__Exercise objective__
Provide the number of lines in the entries below containing "Phase", with no further words.

__Dataset excerpts__
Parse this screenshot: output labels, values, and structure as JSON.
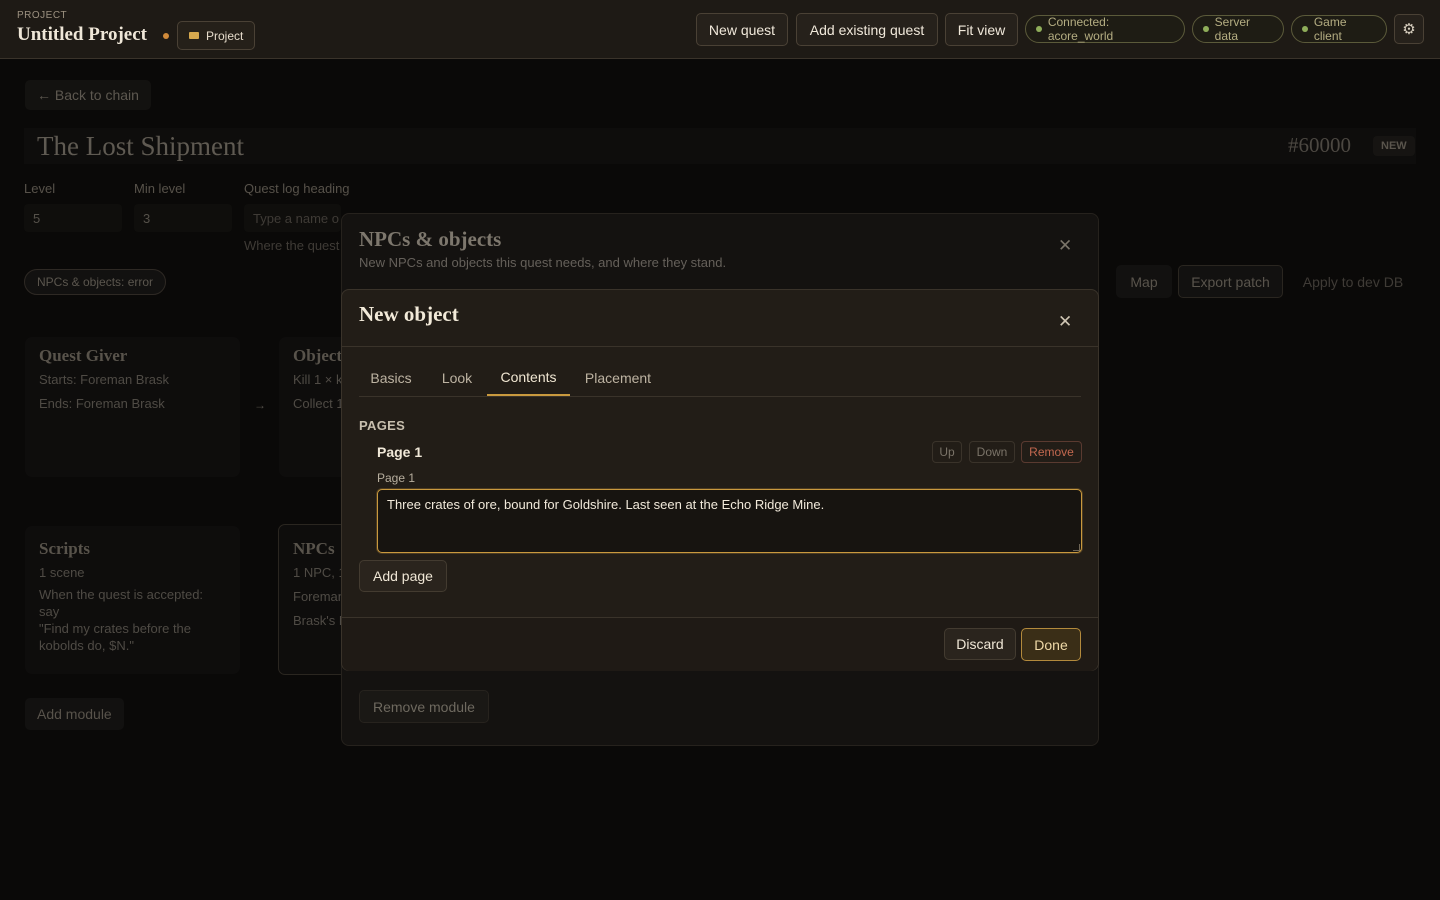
{
  "header": {
    "project_caption": "PROJECT",
    "project_name": "Untitled Project",
    "project_chip": "Project",
    "buttons": [
      "New quest",
      "Add existing quest",
      "Fit view"
    ],
    "status": [
      "Connected: acore_world",
      "Server data",
      "Game client"
    ],
    "settings_icon": "gear-icon",
    "unsaved_color": "#d08a3a",
    "status_color": "#8fae5a"
  },
  "page": {
    "back_label": "← Back to chain",
    "quest_title": "The Lost Shipment",
    "quest_id": "#60000",
    "new_tag": "NEW",
    "fields": {
      "level_label": "Level",
      "level_value": "5",
      "min_level_label": "Min level",
      "min_level_value": "3",
      "log_heading_label": "Quest log heading",
      "log_heading_placeholder": "Type a name o",
      "log_heading_hint": "Where the quest"
    },
    "error_chip": "NPCs & objects: error",
    "right_buttons": [
      "Map",
      "Export patch",
      "Apply to dev DB"
    ],
    "cards": {
      "giver_title": "Quest Giver",
      "giver_lines": [
        "Starts: Foreman Brask",
        "Ends: Foreman Brask"
      ],
      "objectives_title": "Object",
      "objectives_lines": [
        "Kill 1 × k",
        "Collect 1"
      ],
      "scripts_title": "Scripts",
      "scripts_lines": [
        "1 scene",
        "When the quest is accepted: say",
        "\"Find my crates before the",
        "kobolds do, $N.\""
      ],
      "npcs_title": "NPCs",
      "npcs_lines": [
        "1 NPC, 1",
        "Foreman",
        "Brask's L"
      ]
    },
    "add_module": "Add module"
  },
  "outer_dialog": {
    "title": "NPCs & objects",
    "subtitle": "New NPCs and objects this quest needs, and where they stand.",
    "remove_module": "Remove module"
  },
  "inner_dialog": {
    "title": "New object",
    "tabs": [
      "Basics",
      "Look",
      "Contents",
      "Placement"
    ],
    "active_tab": "Contents",
    "section_title": "PAGES",
    "page_heading": "Page 1",
    "page_label": "Page 1",
    "page_text": "Three crates of ore, bound for Goldshire. Last seen at the Echo Ridge Mine.",
    "move_up": "Up",
    "move_down": "Down",
    "remove": "Remove",
    "add_page": "Add page",
    "discard": "Discard",
    "done": "Done"
  },
  "colors": {
    "accent": "#c9993e",
    "background": "#0a0908",
    "danger": "#c2684f"
  }
}
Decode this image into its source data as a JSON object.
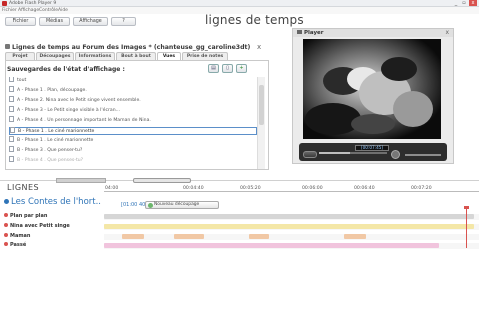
{
  "window": {
    "title": "Adobe Flash Player 9",
    "controls": {
      "minimize": "_",
      "restore": "▫",
      "close": "x"
    }
  },
  "menu": {
    "items": [
      "Fichier",
      "Affichage",
      "Contrôle",
      "Aide"
    ]
  },
  "toolbar": {
    "buttons": [
      "Fichier",
      "Médias",
      "Affichage",
      "?"
    ]
  },
  "app_title": "lignes de temps",
  "player": {
    "label": "Player",
    "close": "x",
    "timecode": "[00:07:45]",
    "seek_progress": 0.45
  },
  "document": {
    "title": "Lignes de temps au Forum des Images * (chanteuse_gg_caroline3dt)",
    "close": "x",
    "tabs": [
      "Projet",
      "Découpages",
      "Informations",
      "Bout à bout",
      "Vues",
      "Prise de notes"
    ],
    "active_tab": "Vues",
    "panel_heading": "Sauvegardes de l'état d'affichage :",
    "panel_buttons": [
      "▤",
      "▯",
      "+"
    ],
    "rows": [
      "tout",
      "A - Phase 1 . Plan, découpage.",
      "A - Phase 2. Nina avec le Petit singe vivent ensemble.",
      "A - Phase 3 - Le Petit singe visible à l'écran...",
      "A - Phase 4 . Un personnage important le Maman de Nina.",
      "B - Phase 1 . Le ciné marionnette",
      "B - Phase 1 . Le ciné marionnette",
      "B - Phase 3 . Que penser-tu?",
      "B - Phase 4 . Que penses-tu?"
    ],
    "selected_row": 5
  },
  "timeline": {
    "lines_label": "LIGNES",
    "ruler_labels": [
      "04:00",
      "00:04:40",
      "00:05:20",
      "00:06:00",
      "00:06:40",
      "00:07:20"
    ],
    "project_title": "Les Contes de l'hort..",
    "project_time": "[01:00 40]",
    "new_cut_label": "Nouveau découpage",
    "tracks": [
      {
        "label": "Plan par plan"
      },
      {
        "label": "Nina avec Petit singe"
      },
      {
        "label": "Maman"
      },
      {
        "label": "Passé"
      }
    ]
  },
  "colors": {
    "accent": "#2f74b7",
    "plan_track": "#b7b7b7",
    "nina_track": "#f4e7a7",
    "maman_track": "#f1c8a5",
    "passe_track": "#f1c4dd",
    "playhead": "#d9534f"
  }
}
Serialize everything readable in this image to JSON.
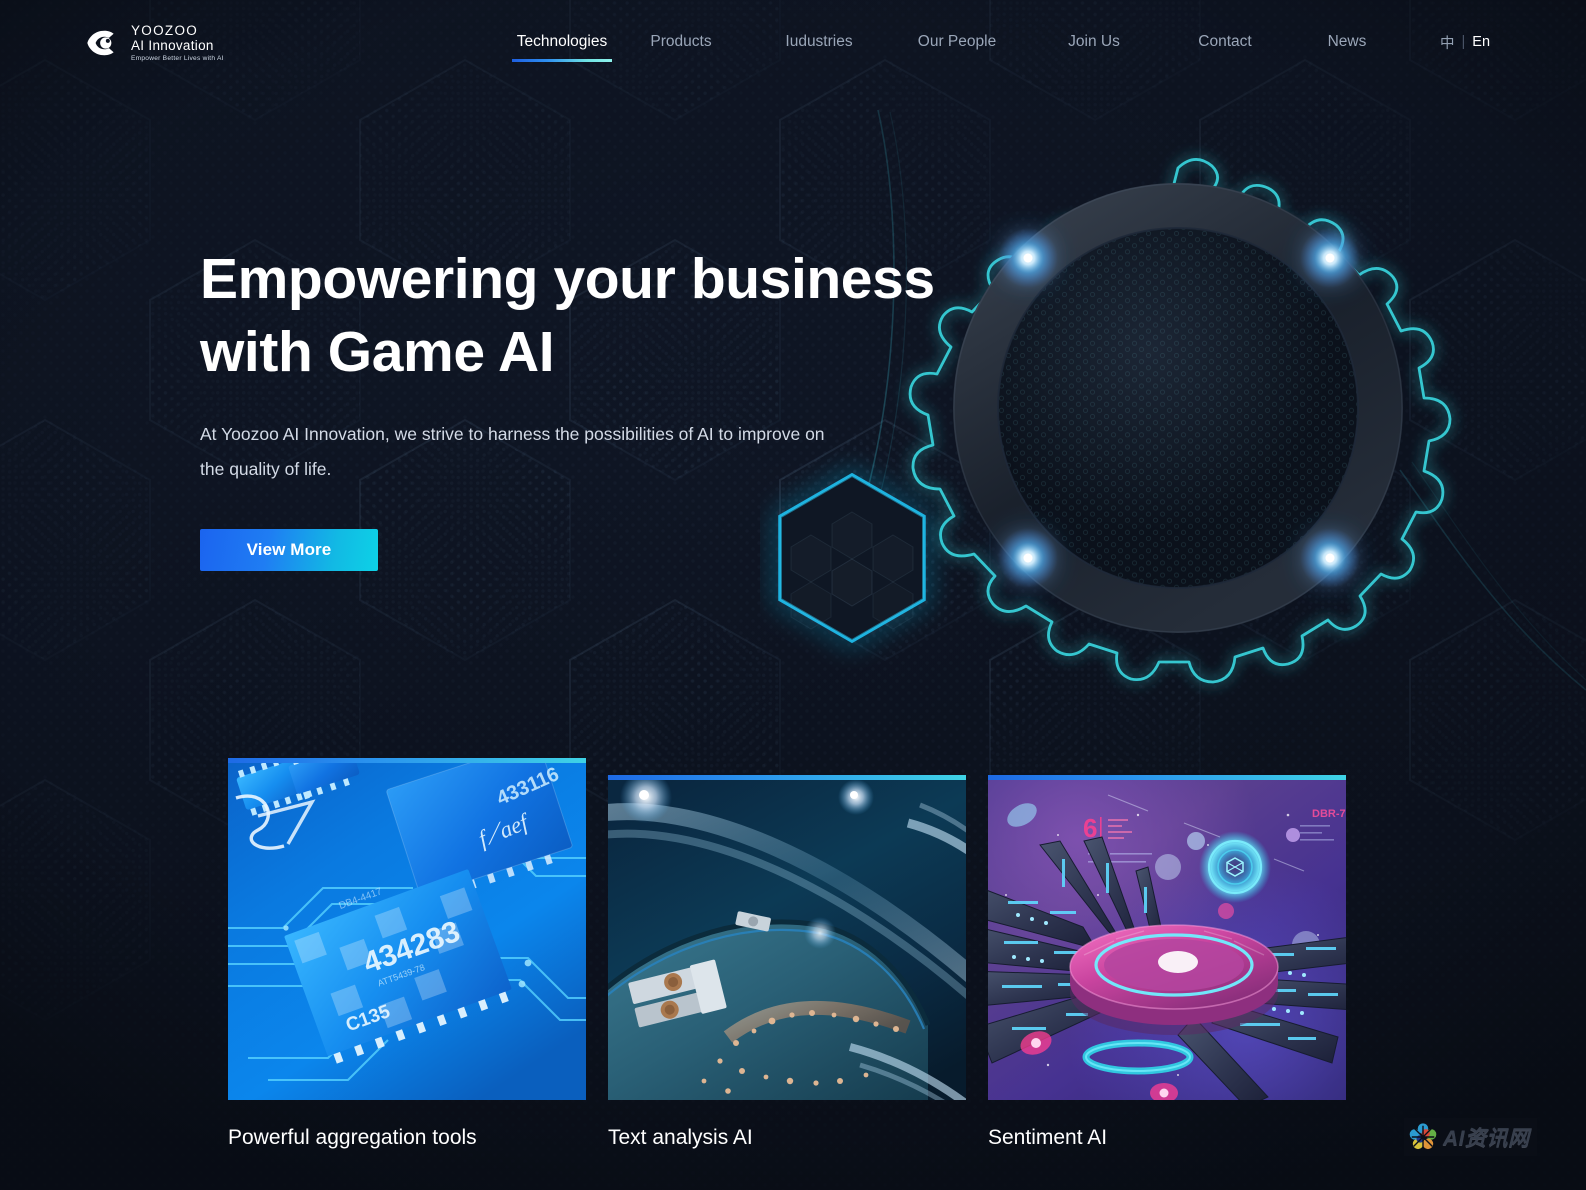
{
  "site": {
    "logo": {
      "icon": "eye-logo-icon",
      "line1": "YOOZOO",
      "line2": "AI Innovation",
      "tagline": "Empower Better Lives with AI"
    },
    "nav": {
      "items": [
        {
          "label": "Technologies",
          "active": true
        },
        {
          "label": "Products",
          "active": false
        },
        {
          "label": "Iudustries",
          "active": false
        },
        {
          "label": "Our People",
          "active": false
        },
        {
          "label": "Join Us",
          "active": false
        },
        {
          "label": "Contact",
          "active": false
        },
        {
          "label": "News",
          "active": false
        }
      ]
    },
    "language": {
      "chinese": "中",
      "separator": "|",
      "english": "En",
      "active": "En"
    }
  },
  "hero": {
    "title_line1": "Empowering your business",
    "title_line2": "with Game AI",
    "subtitle": "At Yoozoo AI Innovation, we strive to harness the possibilities of AI to improve on the quality of life.",
    "cta_label": "View More",
    "art": {
      "gear_icon": "glowing-gear-icon",
      "hexagon_icon": "glowing-hexagon-icon"
    }
  },
  "cards": [
    {
      "title": "Powerful aggregation tools",
      "image_alt": "blue-circuit-board-microchip-image"
    },
    {
      "title": "Text analysis AI",
      "image_alt": "dark-teal-metallic-arc-image"
    },
    {
      "title": "Sentiment AI",
      "image_alt": "purple-sci-fi-spacecraft-image"
    }
  ],
  "watermark": {
    "text": "AI资讯网",
    "icon": "pinwheel-flower-icon"
  },
  "colors": {
    "page_bg": "#0e1422",
    "accent_blue": "#1b64ef",
    "accent_cyan": "#0dd2e6",
    "text_primary": "#ffffff",
    "text_muted": "#9aa6b8"
  }
}
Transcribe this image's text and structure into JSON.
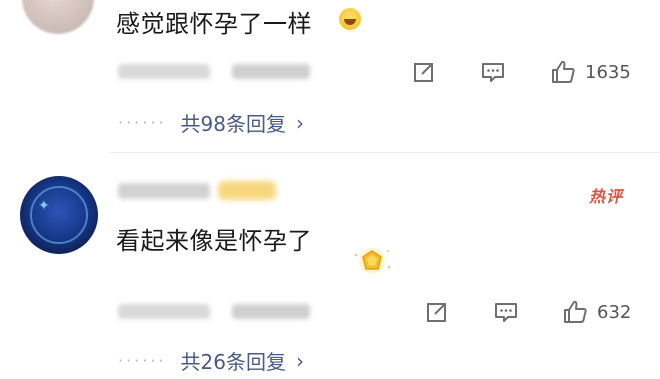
{
  "comments": [
    {
      "text": "感觉跟怀孕了一样",
      "emoji": "laughing-crying-emoji",
      "like_count": "1635",
      "replies_label": "共98条回复"
    },
    {
      "text": "看起来像是怀孕了",
      "tag": "热评",
      "like_count": "632",
      "replies_label": "共26条回复"
    }
  ],
  "icons": [
    "share-icon",
    "comment-icon",
    "like-icon",
    "chevron-right-icon",
    "gold-badge-icon"
  ],
  "colors": {
    "reply_link": "#4a5a86",
    "hot_tag": "#d95545",
    "divider": "#ececec"
  }
}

__Exercise solution__
8